> **EXERCISE OBJECTIVE**: Within the data below, find the string "placeholder" and return each line where it occurs.

==========

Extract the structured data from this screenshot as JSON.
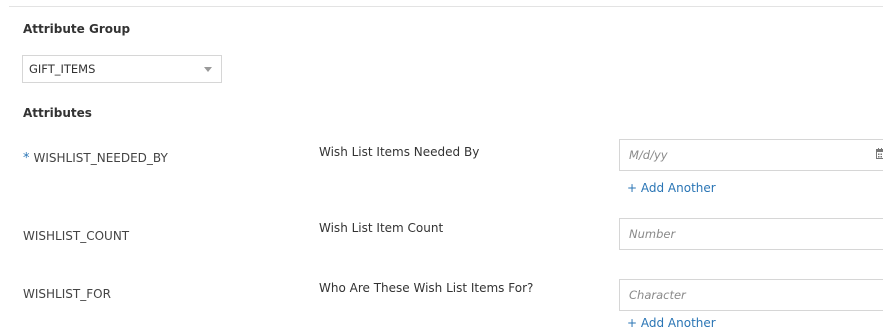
{
  "attribute_group": {
    "heading": "Attribute Group",
    "selected_value": "GIFT_ITEMS"
  },
  "attributes": {
    "heading": "Attributes",
    "required_marker": "*",
    "add_another_label": "+ Add Another",
    "rows": [
      {
        "name": "WISHLIST_NEEDED_BY",
        "display_name": "Wish List Items Needed By",
        "placeholder": "M/d/yy",
        "required": true,
        "icon": "calendar-icon"
      },
      {
        "name": "WISHLIST_COUNT",
        "display_name": "Wish List Item Count",
        "placeholder": "Number",
        "required": false
      },
      {
        "name": "WISHLIST_FOR",
        "display_name": "Who Are These Wish List Items For?",
        "placeholder": "Character",
        "required": false
      }
    ]
  },
  "colors": {
    "link": "#2a75b5",
    "border": "#d6d6d6",
    "text": "#333333",
    "placeholder": "#8a8a8a"
  }
}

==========

> **RESULT BELOW**:
        "placeholder": "M/d/yy",
        "placeholder": "Number",
        "placeholder": "Character",
    "placeholder": "#8a8a8a"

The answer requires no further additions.